For one, as 4-star freshman at NC State, he was unable to beat out a lightly regarded incumbent senior in Javier Gonzalez. Unless things have changed dramatically in a year, Harrow is not a good shooter (in 2010: 39% FG, 22% 3pt) except from the line (88% FT). These numbers create a defensive blueprint for Maryland: don’t be afraid to help off of Harrow, because allowing him to take outside shots will do more damage to Kentucky than Maryland.
Also, Harrow’s lack of size at just 6’0” 160 lbs is jarring when compared to his predecessors (Rose, Evans, Wall and Knight were all 6’3” 185 or bigger. Teague was 6’2”). If Pe’Shon is recovered enough to stick to the very quick Harrow on offense, he could provide a physical mismatch on the other end of the floor.
Now, if you’re ready for a REAL weakness, how’s this? John Calipari isn’t even sure if Harrow is going to play. He’s apparently battling the flu and listed as questionable. In the highly unlikely event that Harrow doesn’t play, the point guard duties would likely be shifted to freshman 2 guard Archie Goodwin, who’s as talented as he is introverted. Cal’s central belief (at least according to those All-Access Kentucky clips that ESPN is pumping out) is that you have to be loud and demonstrative as a point guard. That is not Goodwin, and that could cause problems even more severe than the lineup shift it would create. If it’s not Goodwin, then Julius Mays could get the start, but he sat out Wednesday’s practice with a knee injury.
It’s redundant, but limiting turnovers is a huge factor in this one, which is why I think Turgeon will opt for a heavy dose of Pe’Shon at the point. Limiting turnovers against any team is extremely important. But because of Kentucky’s propensity to get out and run and their efficiency at converting fast break opportunities, they usually cash in turnovers at a higher rate than most.
By limiting their mistakes, Maryland should be able to prevent this contest from turning into a track meet, the Wildcats game of choice. If Kentucky can stay in transition, their lack of experience becomes significantly less important, and they can just let their supreme athletes take over. Where they’ll be average should be in the half court sets, where these Wildcats (by far the youngest Cal has had at Kentucky, Wiltjer is the oldest as a sophomore) are likely still trying to find the same page in the playbook.
On offense, someone will need to be knocking down outside shots for the Terps, and I have no idea who that’s going to be. There are a lot of retooled jump shots on this team, nobody with shooter listed on their resume, and the closest fits would probably be Dez Wells and Jake Layman. Somebody’s going to have to stretch the Kentucky defense, or else they’ll be able to pack the lane and gamble in passing lanes, both things conducive to their length.
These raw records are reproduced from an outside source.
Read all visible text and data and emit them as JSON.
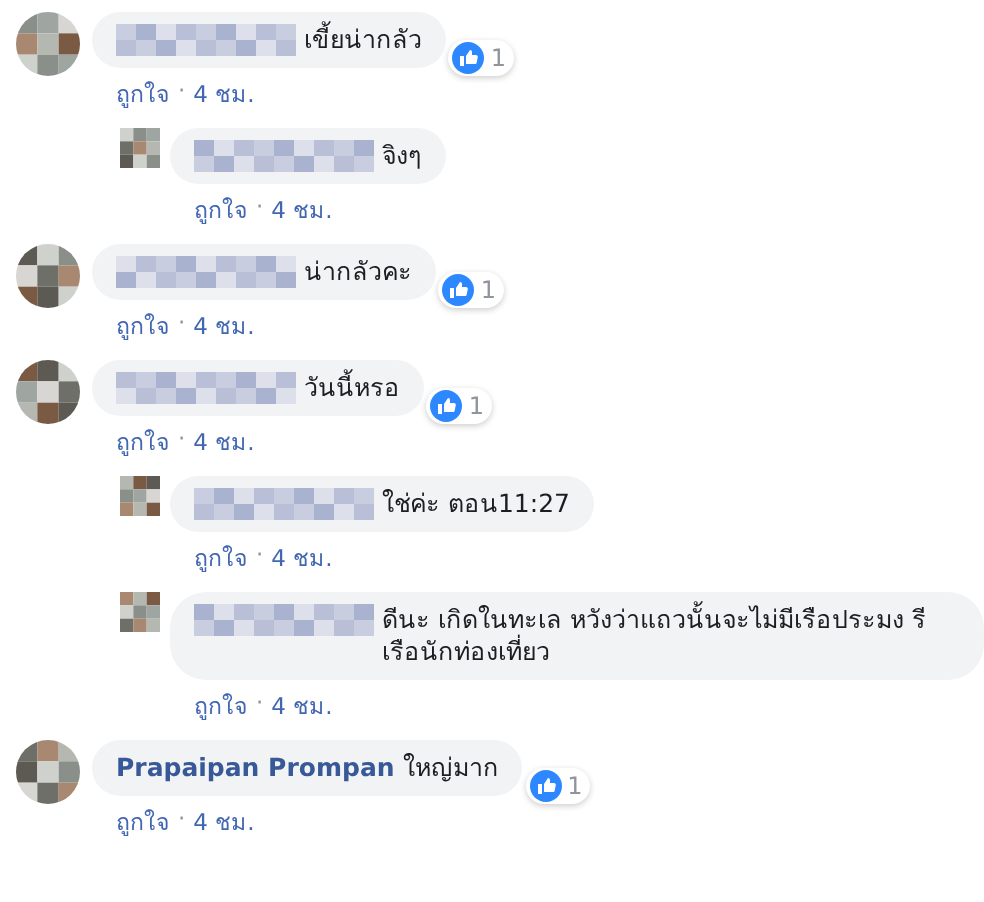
{
  "comments": [
    {
      "kind": "top",
      "author": {
        "kind": "hidden"
      },
      "text": "เขี้ยน่ากลัว",
      "reactions": "1",
      "like_link": "ถูกใจ",
      "separator": "·",
      "time": "4 ชม."
    },
    {
      "kind": "reply",
      "author": {
        "kind": "hidden"
      },
      "text": "จิงๆ",
      "like_link": "ถูกใจ",
      "separator": "·",
      "time": "4 ชม."
    },
    {
      "kind": "top",
      "author": {
        "kind": "hidden"
      },
      "text": "น่ากลัวคะ",
      "reactions": "1",
      "like_link": "ถูกใจ",
      "separator": "·",
      "time": "4 ชม."
    },
    {
      "kind": "top",
      "author": {
        "kind": "hidden"
      },
      "text": "วันนี้หรอ",
      "reactions": "1",
      "like_link": "ถูกใจ",
      "separator": "·",
      "time": "4 ชม."
    },
    {
      "kind": "reply",
      "author": {
        "kind": "hidden"
      },
      "text": "ใช่ค่ะ ตอน11:27",
      "like_link": "ถูกใจ",
      "separator": "·",
      "time": "4 ชม."
    },
    {
      "kind": "reply",
      "author": {
        "kind": "hidden"
      },
      "text": "ดีนะ เกิดในทะเล หวังว่าแถวนั้นจะไม่มีเรือประมง รี เรือนักท่องเที่ยว",
      "like_link": "ถูกใจ",
      "separator": "·",
      "time": "4 ชม."
    },
    {
      "kind": "top",
      "author": {
        "kind": "name",
        "text": "Prapaipan Prompan"
      },
      "text": "ใหญ่มาก",
      "reactions": "1",
      "like_link": "ถูกใจ",
      "separator": "·",
      "time": "4 ชม."
    }
  ]
}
Even staring at the national championship tickets I bought when Dez Wells got eligible, I still can’t convince myself that Maryland can pull this one off. I think Kentucky is overrated due to their extreme youth, lack of depth, and lack of shooters, and a more experienced Maryland team would pose a real threat. But the top 6 or 7 that they do have are ludicrously talented, and there’s no more denying that Calipari is one of the premiere coaches in the game. Again, because these teams are so young, a lot of this is guess work, but I think The Terps keep it close, before Kentucky’s dominance on the board prevails in the end.
UK – 69, UMD – 61
Patrick Guthrie is a University of Maryland alumnus, co-host of the BSR Podcast and contributor at BaltimoreSportsReport.com. You can follow him on Twitter @patguth321.